> What you will do
Look over the lines below. Report each one that includes the string "free".
(Material provided)
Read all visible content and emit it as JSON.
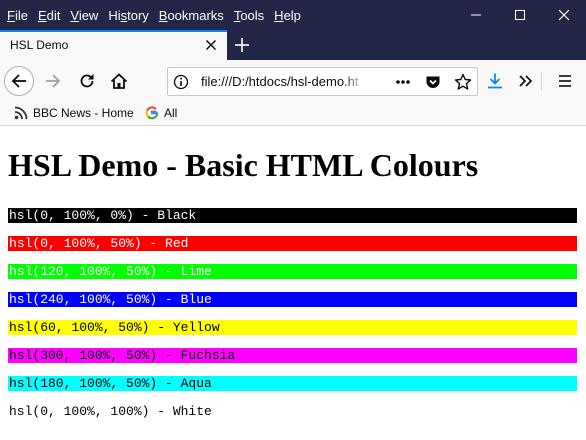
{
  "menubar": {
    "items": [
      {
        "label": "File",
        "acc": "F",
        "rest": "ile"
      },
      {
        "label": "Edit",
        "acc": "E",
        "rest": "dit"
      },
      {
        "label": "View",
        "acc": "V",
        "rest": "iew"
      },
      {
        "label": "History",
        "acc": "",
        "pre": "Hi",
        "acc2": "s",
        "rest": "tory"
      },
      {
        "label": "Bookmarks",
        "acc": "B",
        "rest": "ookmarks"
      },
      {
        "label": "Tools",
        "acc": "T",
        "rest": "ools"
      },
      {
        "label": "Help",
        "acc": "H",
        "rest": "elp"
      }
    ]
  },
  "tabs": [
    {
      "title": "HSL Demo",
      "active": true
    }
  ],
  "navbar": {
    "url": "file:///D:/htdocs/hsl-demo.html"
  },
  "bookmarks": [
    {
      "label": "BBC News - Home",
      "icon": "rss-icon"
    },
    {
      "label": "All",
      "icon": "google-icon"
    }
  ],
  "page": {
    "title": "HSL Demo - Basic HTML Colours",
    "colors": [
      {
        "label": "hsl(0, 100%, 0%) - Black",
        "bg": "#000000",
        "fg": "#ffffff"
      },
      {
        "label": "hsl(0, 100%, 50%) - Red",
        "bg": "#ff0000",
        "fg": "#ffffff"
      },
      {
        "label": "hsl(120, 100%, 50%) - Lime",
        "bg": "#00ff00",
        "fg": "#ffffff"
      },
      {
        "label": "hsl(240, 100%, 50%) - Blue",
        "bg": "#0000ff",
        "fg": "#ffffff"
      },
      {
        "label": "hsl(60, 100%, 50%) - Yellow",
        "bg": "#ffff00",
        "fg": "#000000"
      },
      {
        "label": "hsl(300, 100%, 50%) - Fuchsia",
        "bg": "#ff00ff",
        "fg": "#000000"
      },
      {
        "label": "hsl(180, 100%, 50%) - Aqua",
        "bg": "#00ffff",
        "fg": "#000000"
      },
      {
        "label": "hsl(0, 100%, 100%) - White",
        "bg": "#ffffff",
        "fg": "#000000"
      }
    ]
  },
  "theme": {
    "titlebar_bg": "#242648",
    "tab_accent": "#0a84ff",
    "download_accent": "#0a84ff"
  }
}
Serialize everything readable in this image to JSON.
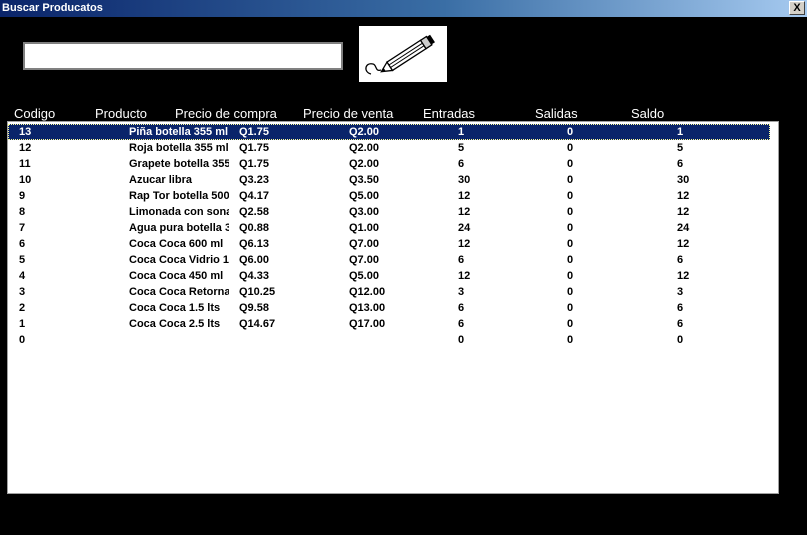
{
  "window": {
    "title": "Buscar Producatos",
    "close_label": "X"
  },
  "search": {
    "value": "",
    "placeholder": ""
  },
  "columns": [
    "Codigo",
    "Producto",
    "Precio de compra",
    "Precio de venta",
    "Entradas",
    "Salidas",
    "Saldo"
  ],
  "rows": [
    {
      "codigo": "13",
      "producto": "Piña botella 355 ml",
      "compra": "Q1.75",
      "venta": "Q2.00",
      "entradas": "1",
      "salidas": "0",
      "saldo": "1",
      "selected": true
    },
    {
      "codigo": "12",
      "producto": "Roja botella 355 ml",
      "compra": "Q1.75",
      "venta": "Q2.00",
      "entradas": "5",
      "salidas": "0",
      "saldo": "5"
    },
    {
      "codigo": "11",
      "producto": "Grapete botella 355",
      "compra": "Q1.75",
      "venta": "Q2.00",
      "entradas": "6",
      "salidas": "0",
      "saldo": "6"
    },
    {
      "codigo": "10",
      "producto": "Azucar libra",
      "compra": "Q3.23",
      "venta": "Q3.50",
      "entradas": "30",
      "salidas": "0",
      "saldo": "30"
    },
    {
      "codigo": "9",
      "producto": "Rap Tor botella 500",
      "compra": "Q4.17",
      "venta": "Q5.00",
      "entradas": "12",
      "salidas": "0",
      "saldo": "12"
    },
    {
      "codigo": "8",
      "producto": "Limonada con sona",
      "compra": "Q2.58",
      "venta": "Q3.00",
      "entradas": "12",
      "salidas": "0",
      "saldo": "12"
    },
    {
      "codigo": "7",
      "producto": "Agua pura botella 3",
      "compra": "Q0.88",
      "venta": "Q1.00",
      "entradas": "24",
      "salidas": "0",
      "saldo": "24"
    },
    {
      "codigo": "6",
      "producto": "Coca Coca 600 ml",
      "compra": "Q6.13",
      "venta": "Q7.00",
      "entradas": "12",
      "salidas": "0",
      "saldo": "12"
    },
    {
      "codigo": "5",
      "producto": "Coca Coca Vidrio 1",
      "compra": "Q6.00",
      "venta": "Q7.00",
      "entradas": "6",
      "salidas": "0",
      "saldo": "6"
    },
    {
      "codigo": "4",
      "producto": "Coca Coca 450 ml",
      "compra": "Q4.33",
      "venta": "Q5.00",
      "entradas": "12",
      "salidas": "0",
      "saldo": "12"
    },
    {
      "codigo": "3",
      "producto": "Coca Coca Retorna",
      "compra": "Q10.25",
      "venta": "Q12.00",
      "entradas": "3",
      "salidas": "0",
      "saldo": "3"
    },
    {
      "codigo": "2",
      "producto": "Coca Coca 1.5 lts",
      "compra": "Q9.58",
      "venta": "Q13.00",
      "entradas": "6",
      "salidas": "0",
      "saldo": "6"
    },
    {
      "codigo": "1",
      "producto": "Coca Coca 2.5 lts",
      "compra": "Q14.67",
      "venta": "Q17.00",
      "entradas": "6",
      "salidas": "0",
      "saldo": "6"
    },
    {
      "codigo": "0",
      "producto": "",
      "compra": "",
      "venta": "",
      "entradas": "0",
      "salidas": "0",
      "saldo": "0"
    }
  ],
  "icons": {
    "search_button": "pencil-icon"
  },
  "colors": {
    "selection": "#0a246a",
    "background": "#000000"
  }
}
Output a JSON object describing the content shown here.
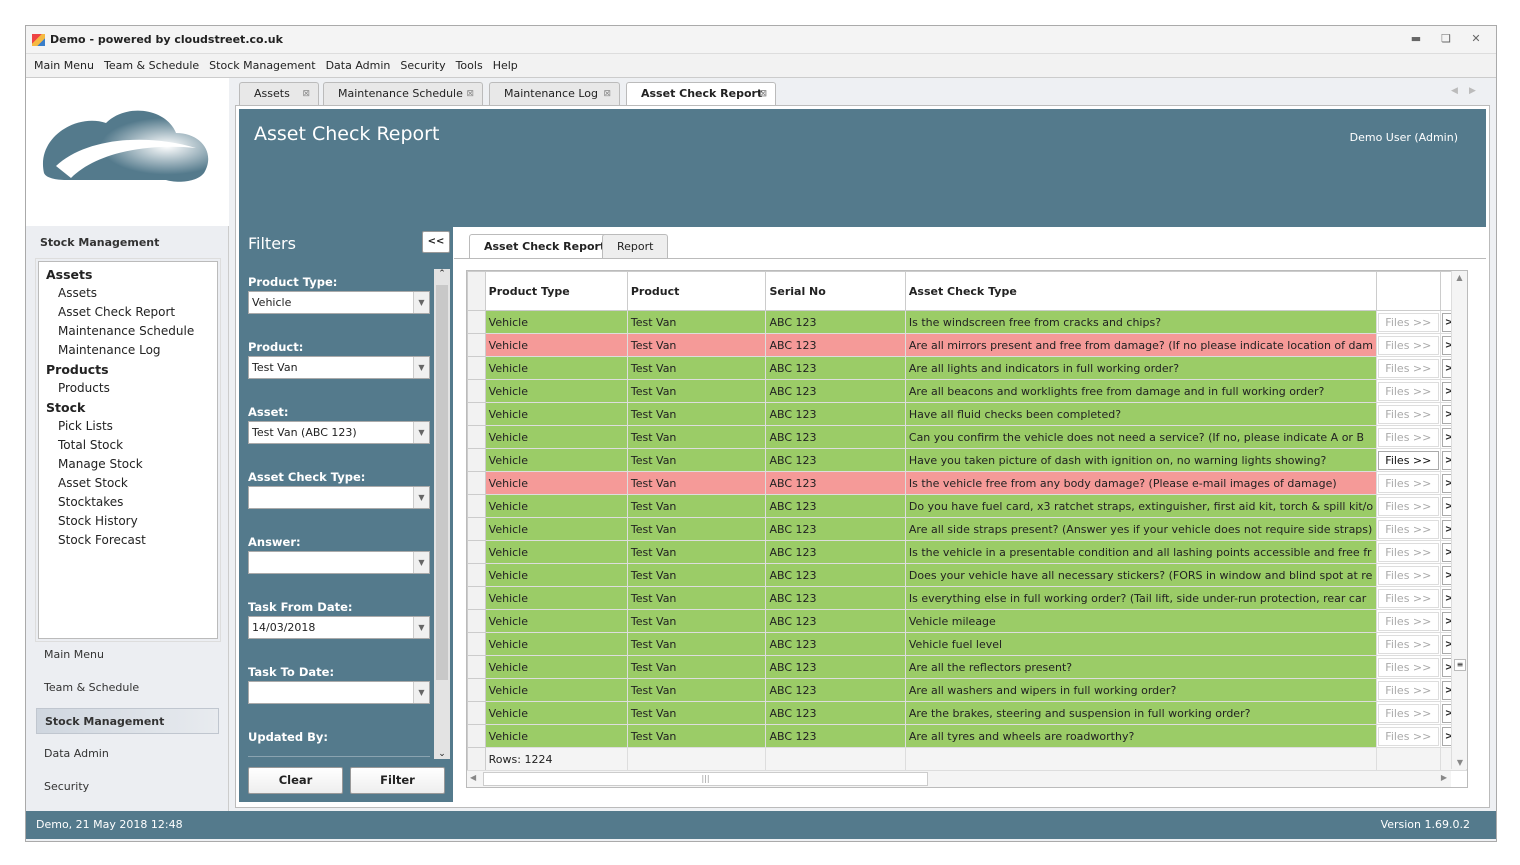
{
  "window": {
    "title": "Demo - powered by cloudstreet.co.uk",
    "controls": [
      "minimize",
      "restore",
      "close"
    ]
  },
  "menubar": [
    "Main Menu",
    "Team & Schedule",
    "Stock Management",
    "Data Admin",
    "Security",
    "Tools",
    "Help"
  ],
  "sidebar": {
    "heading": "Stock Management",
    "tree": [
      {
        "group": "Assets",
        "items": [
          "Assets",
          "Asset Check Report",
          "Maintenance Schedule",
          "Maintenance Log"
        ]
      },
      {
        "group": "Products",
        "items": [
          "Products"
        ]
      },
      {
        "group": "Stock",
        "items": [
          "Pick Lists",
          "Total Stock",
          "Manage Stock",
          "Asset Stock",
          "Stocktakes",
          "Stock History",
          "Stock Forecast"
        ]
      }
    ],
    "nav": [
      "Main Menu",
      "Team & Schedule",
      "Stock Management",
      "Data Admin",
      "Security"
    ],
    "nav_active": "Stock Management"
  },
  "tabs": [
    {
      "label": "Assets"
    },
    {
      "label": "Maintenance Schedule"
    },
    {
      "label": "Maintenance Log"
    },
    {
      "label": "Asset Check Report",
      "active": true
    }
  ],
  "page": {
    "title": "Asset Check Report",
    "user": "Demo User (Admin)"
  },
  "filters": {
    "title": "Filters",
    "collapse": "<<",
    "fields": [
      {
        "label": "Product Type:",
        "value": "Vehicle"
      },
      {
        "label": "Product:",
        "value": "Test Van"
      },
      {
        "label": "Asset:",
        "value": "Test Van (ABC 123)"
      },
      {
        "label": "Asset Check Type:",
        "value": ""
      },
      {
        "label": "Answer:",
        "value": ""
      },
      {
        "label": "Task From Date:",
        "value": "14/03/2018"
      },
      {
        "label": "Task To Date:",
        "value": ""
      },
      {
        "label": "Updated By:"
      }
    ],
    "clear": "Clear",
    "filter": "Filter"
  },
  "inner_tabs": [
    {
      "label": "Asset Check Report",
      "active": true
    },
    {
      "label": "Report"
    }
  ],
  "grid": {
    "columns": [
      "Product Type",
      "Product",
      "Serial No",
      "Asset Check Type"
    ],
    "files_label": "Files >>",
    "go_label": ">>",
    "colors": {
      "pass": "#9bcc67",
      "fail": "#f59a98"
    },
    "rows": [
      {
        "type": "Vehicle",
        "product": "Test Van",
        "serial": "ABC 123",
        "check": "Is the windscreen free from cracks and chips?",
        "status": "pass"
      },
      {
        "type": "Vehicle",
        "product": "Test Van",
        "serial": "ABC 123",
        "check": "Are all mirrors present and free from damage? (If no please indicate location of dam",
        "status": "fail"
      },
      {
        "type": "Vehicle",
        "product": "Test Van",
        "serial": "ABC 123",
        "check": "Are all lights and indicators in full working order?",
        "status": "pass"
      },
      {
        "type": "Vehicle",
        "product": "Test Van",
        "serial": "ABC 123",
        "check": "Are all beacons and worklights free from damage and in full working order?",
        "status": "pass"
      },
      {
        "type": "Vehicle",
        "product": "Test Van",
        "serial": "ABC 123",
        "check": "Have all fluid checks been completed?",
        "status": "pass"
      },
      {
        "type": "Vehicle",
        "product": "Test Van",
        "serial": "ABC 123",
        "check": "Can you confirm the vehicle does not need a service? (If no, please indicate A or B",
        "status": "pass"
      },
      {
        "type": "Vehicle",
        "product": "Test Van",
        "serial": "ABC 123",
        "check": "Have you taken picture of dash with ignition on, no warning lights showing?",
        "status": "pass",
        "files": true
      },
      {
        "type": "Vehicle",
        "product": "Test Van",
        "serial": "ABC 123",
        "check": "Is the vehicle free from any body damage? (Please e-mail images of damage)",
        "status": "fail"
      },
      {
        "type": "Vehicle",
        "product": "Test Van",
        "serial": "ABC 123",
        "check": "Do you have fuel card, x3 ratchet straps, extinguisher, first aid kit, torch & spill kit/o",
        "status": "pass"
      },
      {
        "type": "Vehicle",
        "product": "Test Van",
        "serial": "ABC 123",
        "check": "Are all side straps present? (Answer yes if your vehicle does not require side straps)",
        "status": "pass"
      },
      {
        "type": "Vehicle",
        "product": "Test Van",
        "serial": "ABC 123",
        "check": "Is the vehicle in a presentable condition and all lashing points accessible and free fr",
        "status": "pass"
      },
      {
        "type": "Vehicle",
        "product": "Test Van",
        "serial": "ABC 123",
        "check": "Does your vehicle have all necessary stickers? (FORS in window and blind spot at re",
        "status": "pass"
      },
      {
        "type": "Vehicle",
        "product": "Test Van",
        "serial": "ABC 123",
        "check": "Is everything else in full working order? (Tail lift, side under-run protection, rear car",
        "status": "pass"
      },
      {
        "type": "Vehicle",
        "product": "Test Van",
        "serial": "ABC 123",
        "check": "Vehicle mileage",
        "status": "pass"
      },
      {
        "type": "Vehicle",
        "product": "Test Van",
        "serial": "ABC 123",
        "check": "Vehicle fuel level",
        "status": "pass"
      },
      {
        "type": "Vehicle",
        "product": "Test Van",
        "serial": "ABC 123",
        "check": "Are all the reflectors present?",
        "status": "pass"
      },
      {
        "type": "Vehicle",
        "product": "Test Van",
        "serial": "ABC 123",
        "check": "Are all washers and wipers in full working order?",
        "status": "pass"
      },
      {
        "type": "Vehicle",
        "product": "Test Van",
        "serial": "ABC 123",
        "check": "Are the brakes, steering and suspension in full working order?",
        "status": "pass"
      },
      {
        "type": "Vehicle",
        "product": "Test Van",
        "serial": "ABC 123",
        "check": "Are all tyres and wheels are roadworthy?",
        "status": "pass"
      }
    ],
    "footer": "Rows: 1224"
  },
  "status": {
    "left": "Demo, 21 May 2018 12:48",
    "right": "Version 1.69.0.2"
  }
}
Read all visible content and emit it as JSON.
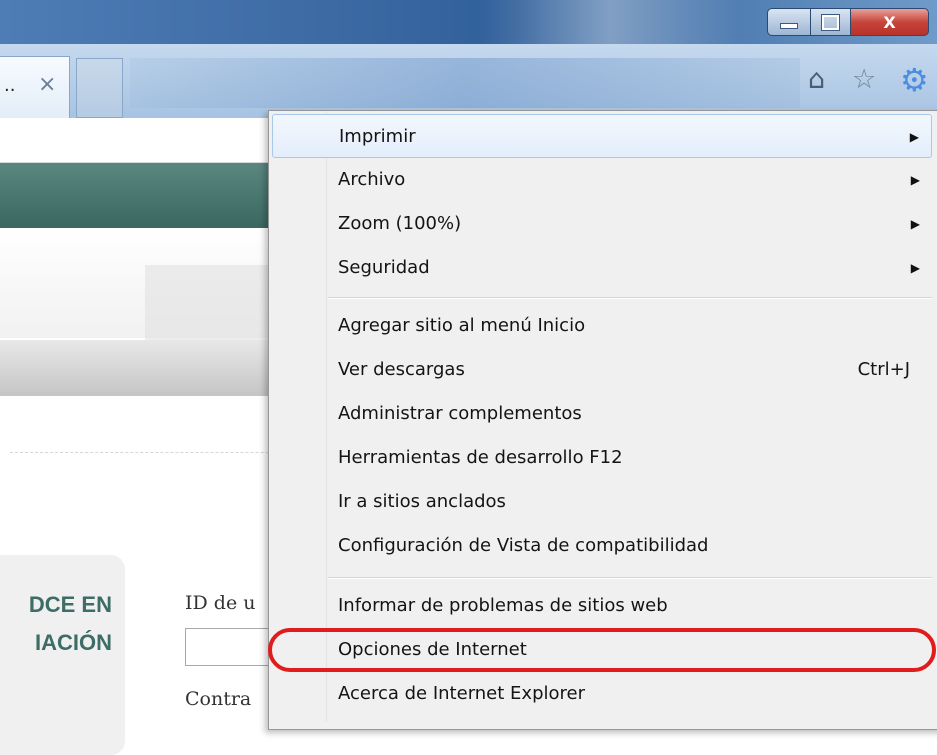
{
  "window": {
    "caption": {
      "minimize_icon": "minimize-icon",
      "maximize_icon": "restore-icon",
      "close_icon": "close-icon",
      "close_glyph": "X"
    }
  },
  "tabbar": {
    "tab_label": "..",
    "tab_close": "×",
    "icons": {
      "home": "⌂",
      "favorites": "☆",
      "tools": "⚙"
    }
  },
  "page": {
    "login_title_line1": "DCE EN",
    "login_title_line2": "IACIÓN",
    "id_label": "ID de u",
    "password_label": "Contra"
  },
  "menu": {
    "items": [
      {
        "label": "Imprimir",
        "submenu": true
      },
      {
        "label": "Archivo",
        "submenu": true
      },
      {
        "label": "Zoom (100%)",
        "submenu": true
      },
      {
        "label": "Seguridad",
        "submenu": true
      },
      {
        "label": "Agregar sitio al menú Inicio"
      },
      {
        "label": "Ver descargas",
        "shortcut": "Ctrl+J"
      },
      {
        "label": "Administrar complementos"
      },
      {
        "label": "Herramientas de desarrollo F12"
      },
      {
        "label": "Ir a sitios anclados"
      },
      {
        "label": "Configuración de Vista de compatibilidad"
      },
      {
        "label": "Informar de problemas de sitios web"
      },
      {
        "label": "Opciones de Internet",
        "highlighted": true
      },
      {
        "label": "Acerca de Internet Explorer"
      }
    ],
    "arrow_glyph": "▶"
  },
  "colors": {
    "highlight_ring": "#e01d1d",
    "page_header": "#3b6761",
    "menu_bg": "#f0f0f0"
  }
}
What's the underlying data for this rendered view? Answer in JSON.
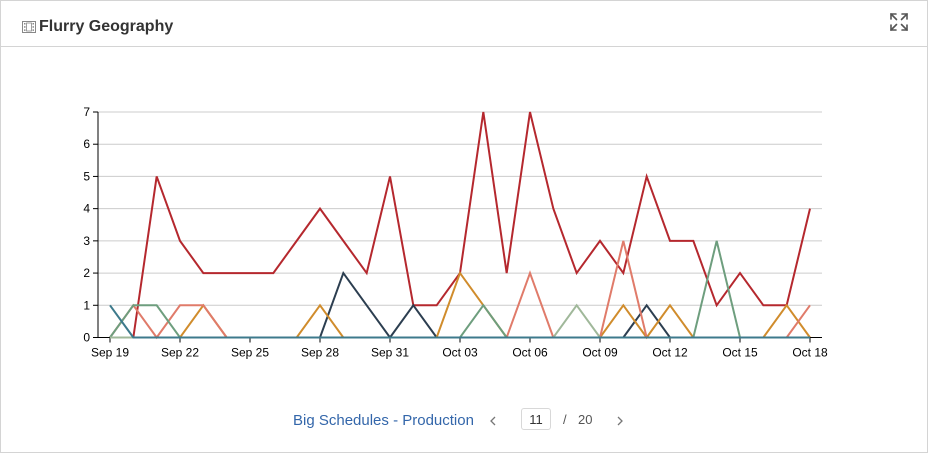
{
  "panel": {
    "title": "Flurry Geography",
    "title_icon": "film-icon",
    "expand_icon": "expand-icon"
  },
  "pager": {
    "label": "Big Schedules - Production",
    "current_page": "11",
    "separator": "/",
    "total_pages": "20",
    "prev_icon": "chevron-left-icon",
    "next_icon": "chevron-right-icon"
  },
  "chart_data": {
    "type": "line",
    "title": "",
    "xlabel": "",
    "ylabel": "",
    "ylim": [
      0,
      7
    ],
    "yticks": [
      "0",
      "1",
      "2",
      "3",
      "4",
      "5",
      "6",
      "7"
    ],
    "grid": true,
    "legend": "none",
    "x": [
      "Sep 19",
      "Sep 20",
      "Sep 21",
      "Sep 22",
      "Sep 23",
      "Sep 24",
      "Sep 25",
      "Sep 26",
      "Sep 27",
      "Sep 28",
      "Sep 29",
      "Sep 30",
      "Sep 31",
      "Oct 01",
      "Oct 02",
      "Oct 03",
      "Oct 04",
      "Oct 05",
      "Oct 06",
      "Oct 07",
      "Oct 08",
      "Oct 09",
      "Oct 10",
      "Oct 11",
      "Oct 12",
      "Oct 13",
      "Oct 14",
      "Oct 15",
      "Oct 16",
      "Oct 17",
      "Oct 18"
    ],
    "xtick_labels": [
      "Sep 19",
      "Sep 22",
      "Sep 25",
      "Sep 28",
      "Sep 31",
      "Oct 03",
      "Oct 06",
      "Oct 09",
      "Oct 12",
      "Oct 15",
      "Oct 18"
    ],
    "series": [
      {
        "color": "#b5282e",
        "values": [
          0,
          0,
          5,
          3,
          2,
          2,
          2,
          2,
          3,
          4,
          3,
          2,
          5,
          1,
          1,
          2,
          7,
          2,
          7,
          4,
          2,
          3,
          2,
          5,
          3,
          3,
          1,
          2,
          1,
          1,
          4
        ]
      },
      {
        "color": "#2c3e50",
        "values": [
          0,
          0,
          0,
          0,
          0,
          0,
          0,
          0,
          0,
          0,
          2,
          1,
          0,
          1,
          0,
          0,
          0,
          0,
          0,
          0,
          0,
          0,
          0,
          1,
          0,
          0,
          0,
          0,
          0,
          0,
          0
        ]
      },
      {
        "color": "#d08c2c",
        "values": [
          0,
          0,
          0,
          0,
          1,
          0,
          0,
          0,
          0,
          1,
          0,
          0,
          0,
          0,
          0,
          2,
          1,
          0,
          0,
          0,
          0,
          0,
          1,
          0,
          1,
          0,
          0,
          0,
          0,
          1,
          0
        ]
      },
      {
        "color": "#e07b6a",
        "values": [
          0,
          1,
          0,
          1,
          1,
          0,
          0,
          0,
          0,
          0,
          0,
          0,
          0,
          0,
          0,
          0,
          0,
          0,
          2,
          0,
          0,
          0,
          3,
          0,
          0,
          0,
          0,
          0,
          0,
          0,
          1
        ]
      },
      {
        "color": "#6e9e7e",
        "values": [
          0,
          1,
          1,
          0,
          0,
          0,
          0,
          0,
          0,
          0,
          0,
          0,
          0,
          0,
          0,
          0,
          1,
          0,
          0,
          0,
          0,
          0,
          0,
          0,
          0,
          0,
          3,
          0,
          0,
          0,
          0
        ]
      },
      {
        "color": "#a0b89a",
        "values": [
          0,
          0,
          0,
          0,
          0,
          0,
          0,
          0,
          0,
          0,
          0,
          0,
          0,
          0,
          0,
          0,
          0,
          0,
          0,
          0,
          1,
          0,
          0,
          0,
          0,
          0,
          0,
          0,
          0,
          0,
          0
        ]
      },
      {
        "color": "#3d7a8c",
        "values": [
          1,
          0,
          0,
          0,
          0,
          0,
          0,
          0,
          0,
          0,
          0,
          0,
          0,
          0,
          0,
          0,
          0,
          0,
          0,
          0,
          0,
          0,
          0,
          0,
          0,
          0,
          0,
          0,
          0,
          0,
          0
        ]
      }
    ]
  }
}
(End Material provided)
> Worked solution
        "check": "Is the windscreen free from cracks and chips?",
        "check": "Are all mirrors present and free from damage? (If no please indicate location of dam",
        "check": "Are all beacons and worklights free from damage and in full working order?",
        "check": "Is the vehicle free from any body damage? (Please e-mail images of damage)",
        "check": "Is the vehicle in a presentable condition and all lashing points accessible and free fr",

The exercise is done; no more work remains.